An Abuja-based NGO, Talkam Human Rights Advocacy Group trained 72 Nigerians across the 36 states on strategies for combating Gender-Based Violence (GBV) in their various states.
Talkam is an advocacy pidgin English programme on Cool FM 96.9 and WAZOBIA 99. 5 FM, both in Abuja, every Saturday and Sunday at 5 p.m., championing the course of human rights promotion and combating GBV in the society.
The training, which was held virtually on Friday, had participants from each state of the federation.
The participants were urged to be ambassadors of this advocacy in their various states.
The Convener of the training, Mr Joseph Osuigwe, said that the training was designed to build the capacity of participants and equip them with wide knowledge of how to report GBV cases.
Osuigwe said that the training was also designed to monitor and refer survivors to the appropriate place where they could get support, as part of the participants’ community project.
He added that “the objective is to foster action against human rights abuses, human trafficking, gender-based violence and child abuse.

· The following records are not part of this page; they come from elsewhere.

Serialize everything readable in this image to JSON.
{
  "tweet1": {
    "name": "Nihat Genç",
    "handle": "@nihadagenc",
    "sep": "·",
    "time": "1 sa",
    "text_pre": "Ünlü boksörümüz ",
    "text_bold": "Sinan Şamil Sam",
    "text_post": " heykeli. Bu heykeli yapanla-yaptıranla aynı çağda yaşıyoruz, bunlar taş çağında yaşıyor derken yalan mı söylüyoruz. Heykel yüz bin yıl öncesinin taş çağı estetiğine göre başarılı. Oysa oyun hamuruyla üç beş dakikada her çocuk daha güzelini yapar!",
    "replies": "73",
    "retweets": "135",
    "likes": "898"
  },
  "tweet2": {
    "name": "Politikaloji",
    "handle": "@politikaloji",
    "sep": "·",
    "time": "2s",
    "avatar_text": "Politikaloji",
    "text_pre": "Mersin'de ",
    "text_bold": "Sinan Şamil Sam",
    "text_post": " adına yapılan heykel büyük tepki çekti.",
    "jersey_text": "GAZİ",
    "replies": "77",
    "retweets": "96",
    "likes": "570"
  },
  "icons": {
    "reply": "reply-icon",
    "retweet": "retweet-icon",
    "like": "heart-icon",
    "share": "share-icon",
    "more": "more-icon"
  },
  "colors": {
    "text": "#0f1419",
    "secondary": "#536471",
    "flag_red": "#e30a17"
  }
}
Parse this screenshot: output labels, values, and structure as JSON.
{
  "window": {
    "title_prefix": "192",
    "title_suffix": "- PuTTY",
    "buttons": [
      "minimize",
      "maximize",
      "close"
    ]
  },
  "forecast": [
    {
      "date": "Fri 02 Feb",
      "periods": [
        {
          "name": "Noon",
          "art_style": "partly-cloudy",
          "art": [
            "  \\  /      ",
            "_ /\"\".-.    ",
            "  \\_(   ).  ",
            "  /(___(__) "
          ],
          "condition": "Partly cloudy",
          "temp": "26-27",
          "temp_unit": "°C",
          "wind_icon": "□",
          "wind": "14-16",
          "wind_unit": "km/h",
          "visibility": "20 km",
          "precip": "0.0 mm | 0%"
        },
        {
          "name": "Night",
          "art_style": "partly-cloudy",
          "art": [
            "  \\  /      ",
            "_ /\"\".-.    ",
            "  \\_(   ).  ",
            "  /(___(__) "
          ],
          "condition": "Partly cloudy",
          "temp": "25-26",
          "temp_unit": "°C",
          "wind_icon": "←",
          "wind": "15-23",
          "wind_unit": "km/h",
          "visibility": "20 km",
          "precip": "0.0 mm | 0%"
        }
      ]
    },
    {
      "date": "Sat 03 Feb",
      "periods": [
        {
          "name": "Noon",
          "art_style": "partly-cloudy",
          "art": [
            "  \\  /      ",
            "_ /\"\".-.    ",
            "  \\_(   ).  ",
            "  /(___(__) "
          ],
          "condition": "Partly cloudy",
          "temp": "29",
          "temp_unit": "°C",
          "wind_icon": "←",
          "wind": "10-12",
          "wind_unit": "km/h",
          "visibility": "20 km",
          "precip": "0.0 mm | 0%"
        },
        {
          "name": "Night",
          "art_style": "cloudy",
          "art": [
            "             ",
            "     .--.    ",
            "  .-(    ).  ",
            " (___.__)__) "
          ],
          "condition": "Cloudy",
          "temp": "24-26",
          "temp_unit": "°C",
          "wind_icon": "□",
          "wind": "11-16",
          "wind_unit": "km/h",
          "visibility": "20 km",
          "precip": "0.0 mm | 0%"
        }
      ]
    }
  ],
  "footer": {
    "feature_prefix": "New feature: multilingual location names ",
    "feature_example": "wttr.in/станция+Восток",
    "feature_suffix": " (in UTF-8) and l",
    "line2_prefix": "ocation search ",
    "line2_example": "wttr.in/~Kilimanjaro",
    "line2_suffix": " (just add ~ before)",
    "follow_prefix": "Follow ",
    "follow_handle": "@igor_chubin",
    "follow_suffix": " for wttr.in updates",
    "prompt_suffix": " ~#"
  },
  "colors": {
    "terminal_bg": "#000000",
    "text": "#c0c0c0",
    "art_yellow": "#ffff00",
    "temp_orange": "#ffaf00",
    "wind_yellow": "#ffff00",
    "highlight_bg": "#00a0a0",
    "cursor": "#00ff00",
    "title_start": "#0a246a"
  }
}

“It is also to increase reportage, documentation and responses to human rights abuses using technology tools, including the talkam human rights reporting mobile application.
“It is also to build a sustainable movement of young people in Nigeria against human rights abuses.”
Mrs Imabong Sanusi, the Executive Director, Women Trafficking and Child Labour Eradication Foundation (WOTCLEF), who spoke on the causes of GBV, urged the participants to be up and doing to fight the menace.
Another speaker, Mrs Dorothy Njemanze of Dorothy Njemanze Foundation, spoke on identifying and support for victims of GBV, and urged the participants to endeavour to put a stop to the menace when they get back to their various states.
Mr Madison Coloney, the acting Counselor for Public Affair, U.S. Embassy Representative in Abuja, said that the talkam programme was one of the local need to fight GBV.
He said that the U.S. Embassy would continue to support the programme to prevent GBV, adding that GBV did not discriminate among its victims as it affected boys and girls as well.
According to him, women and girls are the most vulnerable, and this makes them a subject of victimisation in the society.
“It is important to note that in this COVID-19 pandemic, there is rising cases of GBV, and the U.S. Embassy is supporting the fight against the menace because we want government and societal approach to this.” (NAN)